MITCHELL, SOUTH DAKOTA-- Amy Novak became the 20th president of Dakota Wesleyan University on Friday, September 27, 2013. Present at the inaugural ceremony were three past president: Rev. Dr. Don Messer, Dr. James Beddow,and Dr. Robert Duffet.
Rev. Greg Kroger, Director of Ministries, Dakotas Conference presented President Novak with the sermons of John Wesley and conducted "The Community Prayer of Investiture".
The following is an excerpt for the inaugural address of Amy Novak
Friends, it was before South Dakota was even a state that a pioneer band of Methodist circuit riders “dared everything and were deterred by nothing” as they ventured into the rugged undeveloped landscape of central South Dakota with a commitment to bring Christian education to “those who might otherwise be unable” to afford an education. For the early Methodists, nothing garnered higher priority than the development of schools, since education “opened” minds and souls. Through this “awakening,” lives would be changed, communities strengthened, economies revived, and our world transformed to something greater.

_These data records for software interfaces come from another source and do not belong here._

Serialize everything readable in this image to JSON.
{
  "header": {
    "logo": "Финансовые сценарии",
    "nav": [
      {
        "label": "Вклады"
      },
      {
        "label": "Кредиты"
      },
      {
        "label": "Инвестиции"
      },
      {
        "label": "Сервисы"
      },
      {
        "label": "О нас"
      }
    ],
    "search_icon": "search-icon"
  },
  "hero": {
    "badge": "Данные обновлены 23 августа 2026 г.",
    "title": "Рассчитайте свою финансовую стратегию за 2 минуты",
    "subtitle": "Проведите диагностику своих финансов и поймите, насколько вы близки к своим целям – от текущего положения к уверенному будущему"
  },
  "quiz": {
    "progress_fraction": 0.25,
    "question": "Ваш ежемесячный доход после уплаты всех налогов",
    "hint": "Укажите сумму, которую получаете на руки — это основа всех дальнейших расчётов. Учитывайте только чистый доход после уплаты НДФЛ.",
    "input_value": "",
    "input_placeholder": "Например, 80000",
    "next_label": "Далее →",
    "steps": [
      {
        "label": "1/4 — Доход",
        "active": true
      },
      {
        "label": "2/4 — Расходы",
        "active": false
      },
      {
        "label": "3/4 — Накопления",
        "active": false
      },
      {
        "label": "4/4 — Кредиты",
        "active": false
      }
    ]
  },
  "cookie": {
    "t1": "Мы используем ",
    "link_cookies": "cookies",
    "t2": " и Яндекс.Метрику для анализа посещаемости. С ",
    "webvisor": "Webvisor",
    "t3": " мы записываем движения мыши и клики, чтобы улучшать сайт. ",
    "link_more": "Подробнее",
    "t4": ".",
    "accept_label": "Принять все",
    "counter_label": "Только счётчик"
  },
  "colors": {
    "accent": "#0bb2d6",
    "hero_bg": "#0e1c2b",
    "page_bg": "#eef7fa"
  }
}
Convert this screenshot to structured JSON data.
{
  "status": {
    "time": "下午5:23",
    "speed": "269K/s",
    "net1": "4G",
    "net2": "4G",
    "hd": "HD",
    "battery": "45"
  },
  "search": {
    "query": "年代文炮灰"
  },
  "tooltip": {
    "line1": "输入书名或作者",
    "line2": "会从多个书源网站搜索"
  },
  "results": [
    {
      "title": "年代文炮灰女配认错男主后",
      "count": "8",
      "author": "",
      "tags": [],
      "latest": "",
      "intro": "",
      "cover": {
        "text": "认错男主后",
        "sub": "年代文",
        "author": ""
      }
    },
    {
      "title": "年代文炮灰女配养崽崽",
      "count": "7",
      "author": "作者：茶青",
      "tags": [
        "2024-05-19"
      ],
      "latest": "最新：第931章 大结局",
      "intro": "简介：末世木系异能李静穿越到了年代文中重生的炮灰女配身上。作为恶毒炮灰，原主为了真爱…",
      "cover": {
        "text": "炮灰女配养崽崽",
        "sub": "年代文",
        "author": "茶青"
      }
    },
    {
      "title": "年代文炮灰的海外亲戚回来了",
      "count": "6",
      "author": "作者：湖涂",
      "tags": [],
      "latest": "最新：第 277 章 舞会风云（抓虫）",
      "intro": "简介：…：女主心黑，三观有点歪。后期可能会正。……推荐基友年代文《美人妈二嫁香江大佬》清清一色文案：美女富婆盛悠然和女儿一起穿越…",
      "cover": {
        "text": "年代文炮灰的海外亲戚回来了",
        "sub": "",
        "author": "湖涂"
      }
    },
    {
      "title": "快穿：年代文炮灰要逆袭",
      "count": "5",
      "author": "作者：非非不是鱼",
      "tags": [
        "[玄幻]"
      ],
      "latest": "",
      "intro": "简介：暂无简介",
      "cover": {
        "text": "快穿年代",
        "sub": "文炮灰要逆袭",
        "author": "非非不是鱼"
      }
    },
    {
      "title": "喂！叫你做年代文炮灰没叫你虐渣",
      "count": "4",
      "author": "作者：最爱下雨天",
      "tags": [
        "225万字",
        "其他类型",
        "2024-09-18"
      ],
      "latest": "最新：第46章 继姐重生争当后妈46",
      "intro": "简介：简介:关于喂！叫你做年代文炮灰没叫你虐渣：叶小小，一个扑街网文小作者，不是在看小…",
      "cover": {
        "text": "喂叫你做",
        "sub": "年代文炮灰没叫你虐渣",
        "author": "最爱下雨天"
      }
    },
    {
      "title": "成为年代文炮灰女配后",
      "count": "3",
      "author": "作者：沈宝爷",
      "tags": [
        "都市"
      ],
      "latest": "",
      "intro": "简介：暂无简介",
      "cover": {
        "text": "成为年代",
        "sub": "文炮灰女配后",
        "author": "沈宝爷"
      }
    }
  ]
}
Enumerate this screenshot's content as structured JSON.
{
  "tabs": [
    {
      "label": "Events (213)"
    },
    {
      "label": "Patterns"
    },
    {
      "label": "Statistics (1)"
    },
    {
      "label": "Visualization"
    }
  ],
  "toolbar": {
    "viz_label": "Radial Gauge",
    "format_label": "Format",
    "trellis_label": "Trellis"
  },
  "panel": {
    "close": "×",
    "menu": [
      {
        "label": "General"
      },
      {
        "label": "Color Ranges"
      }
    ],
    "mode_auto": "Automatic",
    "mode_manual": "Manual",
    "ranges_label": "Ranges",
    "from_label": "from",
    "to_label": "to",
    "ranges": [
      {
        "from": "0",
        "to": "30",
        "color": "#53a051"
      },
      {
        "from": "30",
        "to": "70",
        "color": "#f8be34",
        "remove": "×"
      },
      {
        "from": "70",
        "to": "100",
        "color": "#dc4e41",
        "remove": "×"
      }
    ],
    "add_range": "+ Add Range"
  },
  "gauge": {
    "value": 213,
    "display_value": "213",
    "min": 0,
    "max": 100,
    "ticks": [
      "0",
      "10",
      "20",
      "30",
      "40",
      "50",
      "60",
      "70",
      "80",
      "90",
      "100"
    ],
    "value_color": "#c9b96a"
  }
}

In the Gospel, Saint Mark tells a powerful story of a deaf man brought to Jesus near the Sea of Galilee. The deaf man had a severe speech impediment and his friends begged Jesus to lay his hand on him. Jesus took the man aside in private, away from the crowd, and put his fingers into his ears. Then, Jesus spat and touched his tongue. Looking up to Heaven, Jesus prayed and said to the deaf man, “Ephphatha” – that is “Be opened.” Immediately his ears were opened, his tongue was released and he spoke plainly.
Ephphatha – be opened.
The power and spirit of Ephphatha inspired our early Methodists who recognized the powerful transformation possible through education. With boldness, they opened this university on the prairie to women, to American Indians, to the poor, the downtrodden, and arguably the deaf, not just those deaf in a sensory way, but those whose hearts were deaf to God’s call.
By taking the dirt of the earth and building a school of stone, these founders believed the ears, eyes and minds could be opened to Christ’s call for each of them. Through education, these future leaders could become Christ’s voice of love, Christ’s hands of compassion, and Christ’s feet of mercy to a wounded world.
“Be Opened” describes our aspiration for a DWU education today. At the intersection of our Christ-centered, entrepreneurial university lays a passion for clarifying the relevancy and richness of the humanities, a discovery of the beauty and complexity of the sciences with an intentional integration of our Christian obligation to service and justice. A 21st-century education at DWU goes beyond skills training and book learning. DWU is moving boldly forward to educate and develop bold, innovative, principle-centered, Christian leaders.